• _Problem statement_: Please look for the string "fucking" below and report every line in which it occurs.

--- Records to process Enclosed Below ---

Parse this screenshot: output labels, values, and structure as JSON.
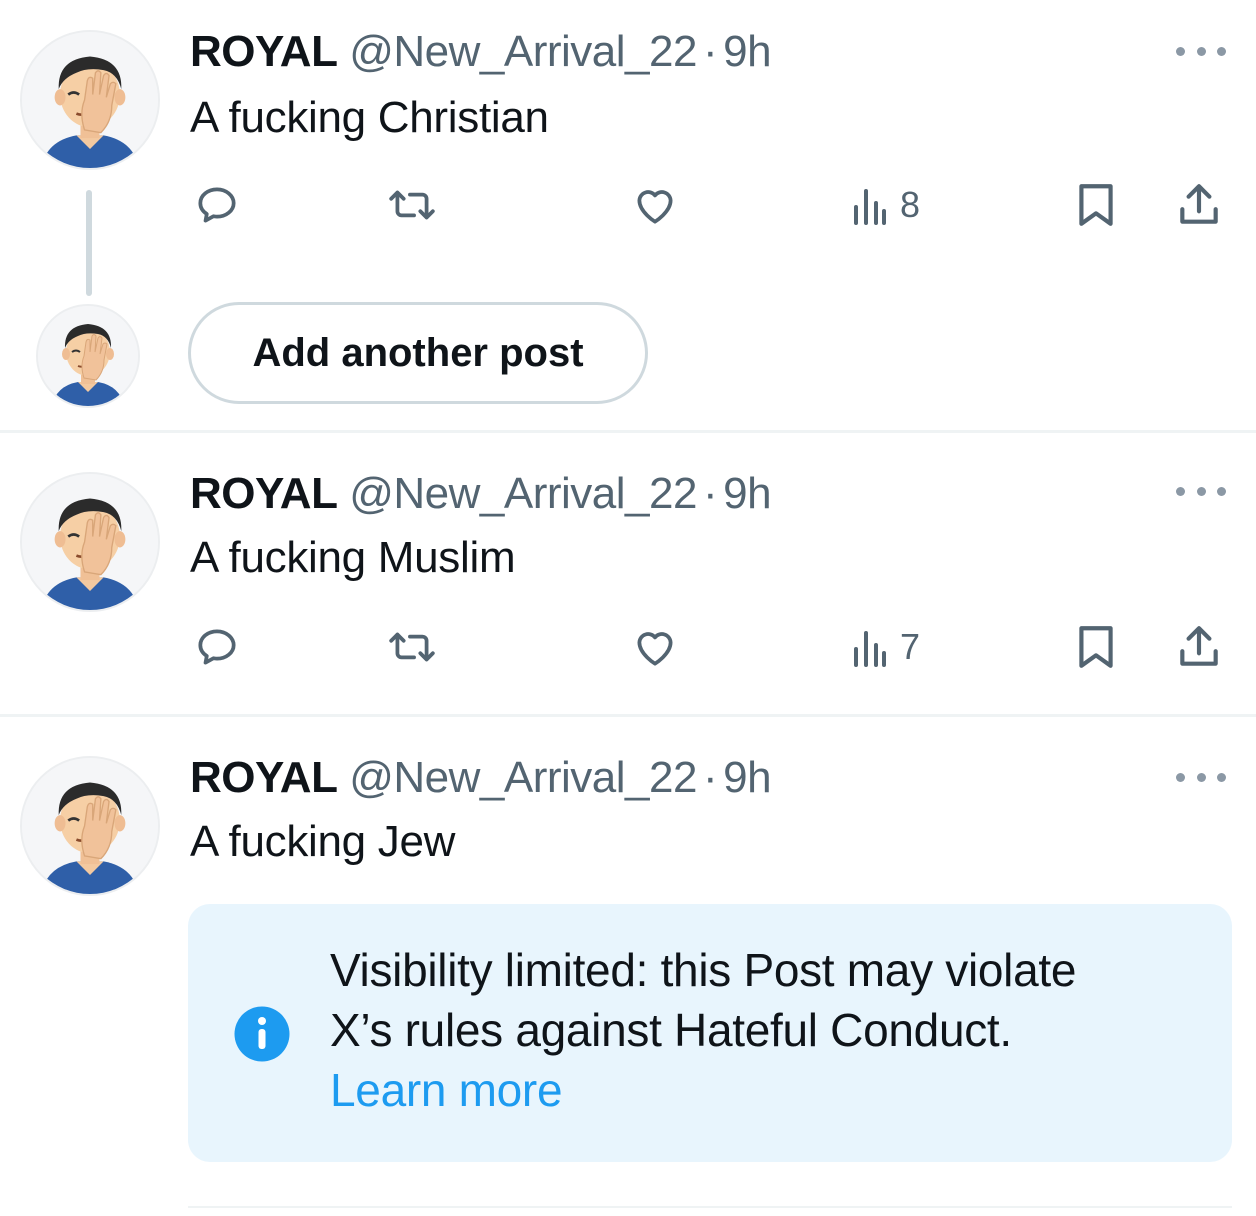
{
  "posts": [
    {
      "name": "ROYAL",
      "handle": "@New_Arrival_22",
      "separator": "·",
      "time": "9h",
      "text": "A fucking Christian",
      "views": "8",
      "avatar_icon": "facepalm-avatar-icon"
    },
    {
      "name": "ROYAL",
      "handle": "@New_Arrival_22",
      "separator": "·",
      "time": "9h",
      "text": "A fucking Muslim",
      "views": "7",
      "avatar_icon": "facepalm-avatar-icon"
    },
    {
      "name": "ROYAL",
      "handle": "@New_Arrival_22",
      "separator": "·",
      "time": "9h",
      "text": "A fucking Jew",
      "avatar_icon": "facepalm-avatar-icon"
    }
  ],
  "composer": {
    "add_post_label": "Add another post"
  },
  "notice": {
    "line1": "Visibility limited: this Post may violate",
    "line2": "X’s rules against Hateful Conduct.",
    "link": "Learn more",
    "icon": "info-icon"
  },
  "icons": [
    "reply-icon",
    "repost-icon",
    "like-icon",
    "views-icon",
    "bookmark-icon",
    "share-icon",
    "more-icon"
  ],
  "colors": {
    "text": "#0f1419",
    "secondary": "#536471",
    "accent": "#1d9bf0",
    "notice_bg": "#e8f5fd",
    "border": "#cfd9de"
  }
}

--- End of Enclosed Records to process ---

• _Answer box_:
      "text": "A fucking Christian",
      "text": "A fucking Muslim",
      "text": "A fucking Jew",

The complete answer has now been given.